High Contrast is an artist who rightfully has been treated within the drum and bass scene as nothing less than musical royalty, the reasoning sewn within his capability to compose tunes with hooks deeper than the Atlantic. Part mystery, an abstainer from the evils of the rave scene not to mention a part time filmmaker, Lincoln is a figure it was high time we caught up with...
What can you tell us about the new album?
It’s my first album in three years. It’s somewhat different to the previous ones in that this time around I’m not using samples so much. I’ve been getting more musicians to come in and play instruments. Also, there are a lot of vocal tracks and I wrote a lot of the lyrics myself.
Did you write the vocal hook on the title track?
Yeah, I took the lyrics from an old soul tune and then rewrote them in my own kind of way. The original song I believe is called “I Wanna Thank You.”
You directed the video for the new single yourself. How did you get the idea?
The idea stemmed directly from the concept of the track and the track title. It made sense to make a split screen with one side showing agony and the other side showing ecstasy, and just juxtaposing images along those lines but also blurring it a little bit and allowing the audience to interpret what philosophical points I’m trying to put across.
To put you on the spot, is there one particular idea or influence that you have?
Well, I’ve already written a feature film. If someone gave me the money, I’d go out and shoot that, but that’s kind of a crazy story. I guess the closest thing I can think of in terms of tone would be something like ‘Kill Bill.’
Can you tell us anything about the plot or the characters?
It’s basically set in the world of 50s rock n’ roll, but today. It’s about a Nigerian rockabilly who crosses paths with a psychotic old American rock n’ roll singer
Is that something you’d like to score yourself?
Not really. I think all the film ideas I have, I write with pre-existing music in mind. I guess kind of the way Tarantino does. He doesn’t get a composer in, he always conceives themes to his tracks that inspire him.
Do you feel a loyalty for drum n’ bass or are you looking to transcend it?
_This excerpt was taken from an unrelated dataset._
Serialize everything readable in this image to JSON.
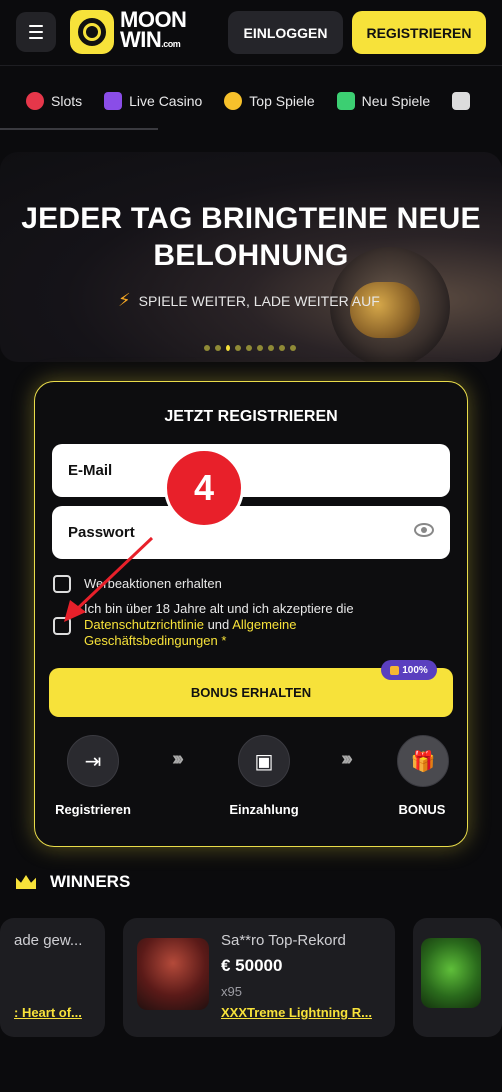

A degree of loyalty, but more of a love for the scene itself and the fans who go out and buy the records, but I think it’s the job of every artist to negotiate the boundaries of the genre and transcend it if and when it’s possible and applicable.
To further distance yourself, you’re teetotal and vegetarian as well. Are these completely personal choices for you or are they important in your art and the kind of message you’d like to put out?
I guess they could be both. I think of myself as a holistic artist, so that everything feeds into everything else. I think that for artists, their main job is as an artist of taste. They are deciding what is good and what is bad, whether that is what they include in a track or in a DJ set, and so if any intoxicant is affecting your taste of that moment, then you might be thinking you’re playing an amazing set because you’re off your head, when everyone else is standing around going: ‘What the hell is he doing?’ I prefer to be in control and know what is going on exactly, to allow me to make that kind of judgement call.
Rightly or wrongly, drum n’ bass and dance music as a whole has always been linked with drug culture and hedonism…
But every musical scene has been twinged with a particular drug, whether that is the hippies and marijuana or rock and speed. It’s not exclusively a dance music thing to be associated with some kind of drug. I’ve always tried to make music that makes me rush and feel high without any kind of narcotic. I try and make stuff that’s so uplifting you don’t need drugs.
Is it important that people know you’re teetotal?
I wouldn’t want to preach to people, but people have said that seeing that I can go out and have a good time and be successful in music without any drink or drugs has shown them that they don’t necessarily need to do it either.
How about vegetarianism?
That is something I would like to advocate but it’s kind of hard to get that across in music. The thing is, I think art has proved itself consistently ineffective at making any kind of political change. Just look at what happened to hip hop; it became the soundtrack the capitalism. George Bush must love hip hop, because it’s promoting the pursuit of money above all else, which is such a far cry from where hip hop came from, as the voice of the unheard in America. I think art is better at reflecting political issues, but it can’t be used so much as a political tool.
Is that not because hip hop morphed into something else? Are there not other types of music where it’s kept honest, like the Vietnam War and folk music? It still had an impact…
It did, but did that actually have an effect on ending the war? If we look at the lesson of the ‘60s and the hippies and everything they stood for, that project failed and a lot of the hippies grew up and became the capitalists responsible for the state of society today… so, don’t trust hippies.
Are you saying there’s no point in trying to make a difference through music?
I think it’s worth trying, but if you’re actually wanting to make a direct political impact in the world, then I would suggest doing that through some revolutionary direct action and not through art. There are a lot of people making music now, we could probably do with more revolutionaries on the street. I’m basically putting a call to arms out there for people to join the Contrastian revolutionary army.
Is that something that you involve yourself in?
No, I spend too much time trying to mix drum n’ bass records to really focus on it, but who knows, now this album’s out, maybe…
You might start rioting?
I might start an uprising...